■ **WORK REQUEST**
Your answer must repeat all of the entries word for word, without any images.

■ **GIVEN ENTRIES**

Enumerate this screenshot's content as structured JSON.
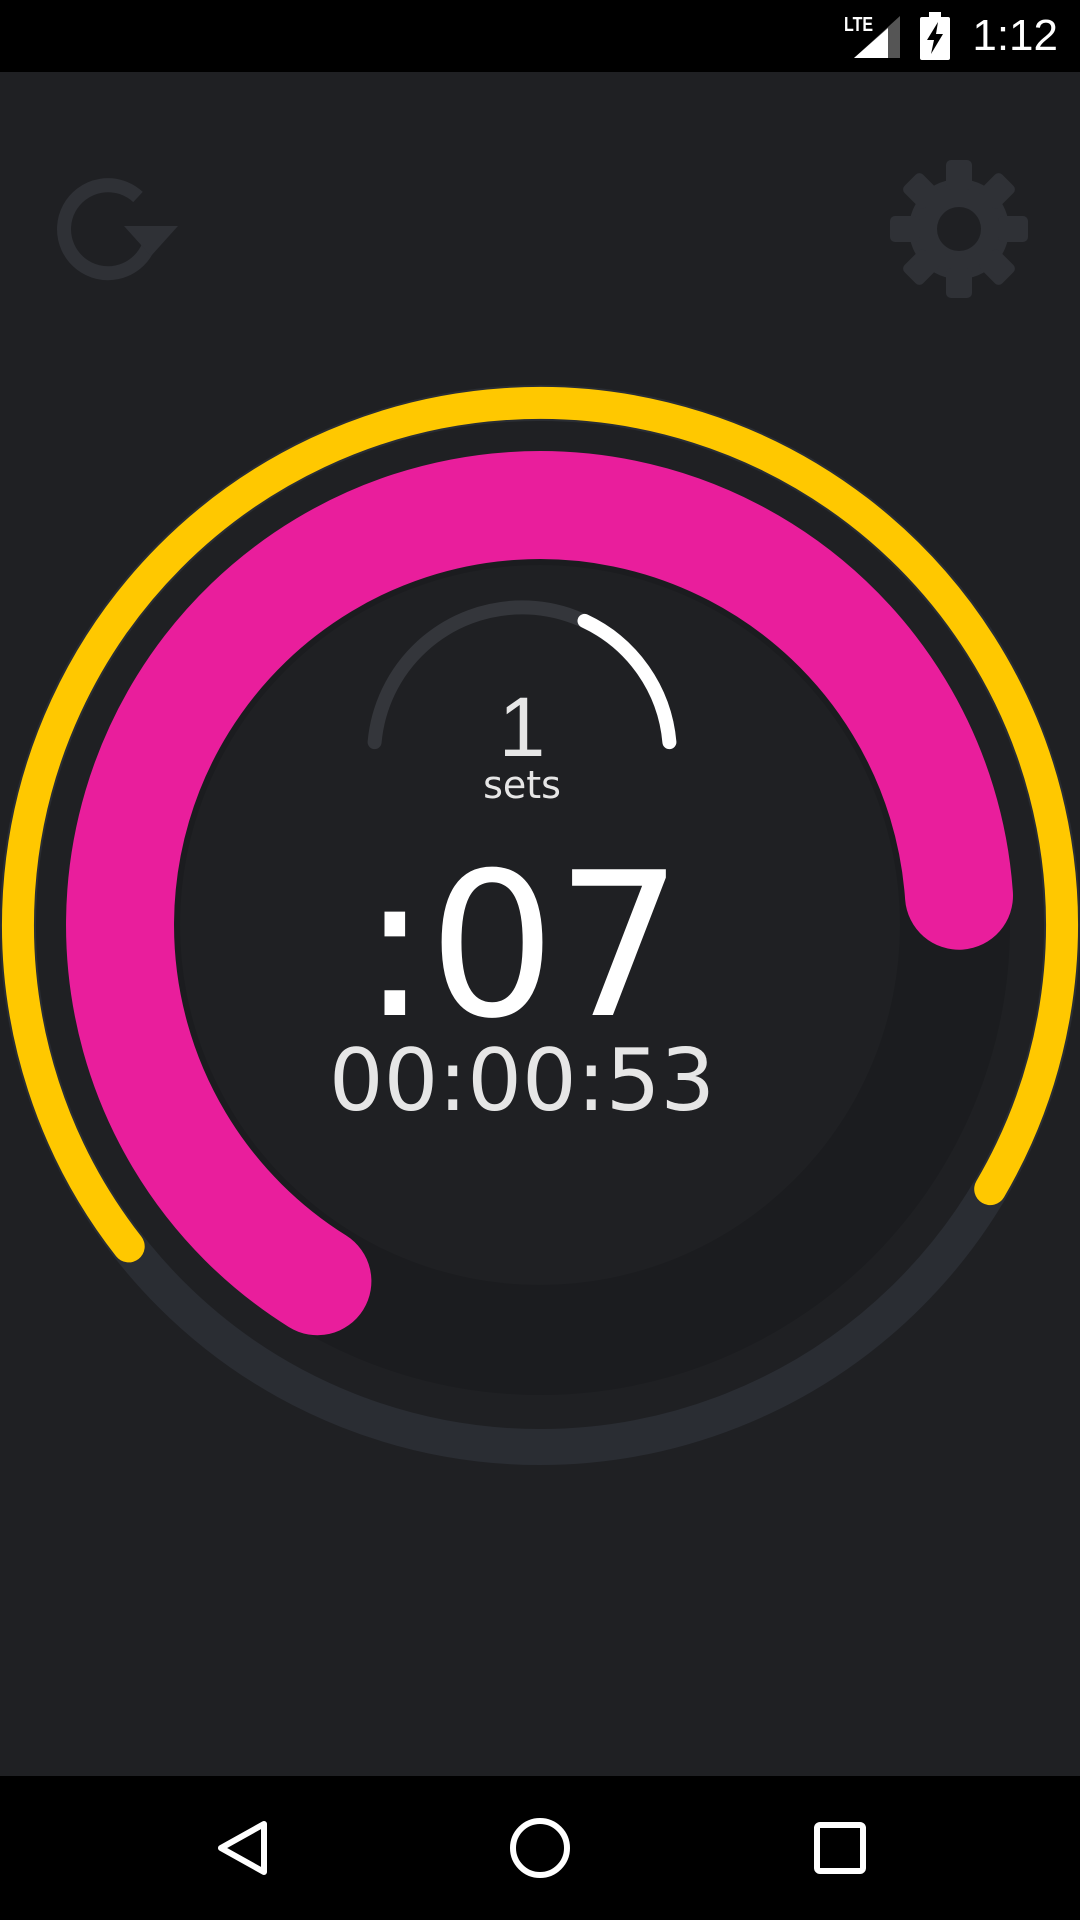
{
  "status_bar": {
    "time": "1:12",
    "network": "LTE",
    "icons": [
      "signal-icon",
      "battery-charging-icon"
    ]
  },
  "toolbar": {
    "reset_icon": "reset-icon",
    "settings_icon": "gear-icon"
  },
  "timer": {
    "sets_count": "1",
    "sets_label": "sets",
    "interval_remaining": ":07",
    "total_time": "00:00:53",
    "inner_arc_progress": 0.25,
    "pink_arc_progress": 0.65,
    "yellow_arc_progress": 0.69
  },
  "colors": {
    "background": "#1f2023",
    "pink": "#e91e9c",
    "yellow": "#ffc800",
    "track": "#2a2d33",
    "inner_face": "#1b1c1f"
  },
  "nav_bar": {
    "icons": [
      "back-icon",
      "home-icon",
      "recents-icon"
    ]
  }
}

■ **SOLUTION TO THIS EXERCISE**
Enumerate this screenshot's content as structured JSON.
{
  "status_bar": {
    "time": "1:12",
    "network": "LTE",
    "icons": [
      "signal-icon",
      "battery-charging-icon"
    ]
  },
  "toolbar": {
    "reset_icon": "reset-icon",
    "settings_icon": "gear-icon"
  },
  "timer": {
    "sets_count": "1",
    "sets_label": "sets",
    "interval_remaining": ":07",
    "total_time": "00:00:53",
    "inner_arc_progress": 0.25,
    "pink_arc_progress": 0.65,
    "yellow_arc_progress": 0.69
  },
  "colors": {
    "background": "#1f2023",
    "pink": "#e91e9c",
    "yellow": "#ffc800",
    "track": "#2a2d33",
    "inner_face": "#1b1c1f"
  },
  "nav_bar": {
    "icons": [
      "back-icon",
      "home-icon",
      "recents-icon"
    ]
  }
}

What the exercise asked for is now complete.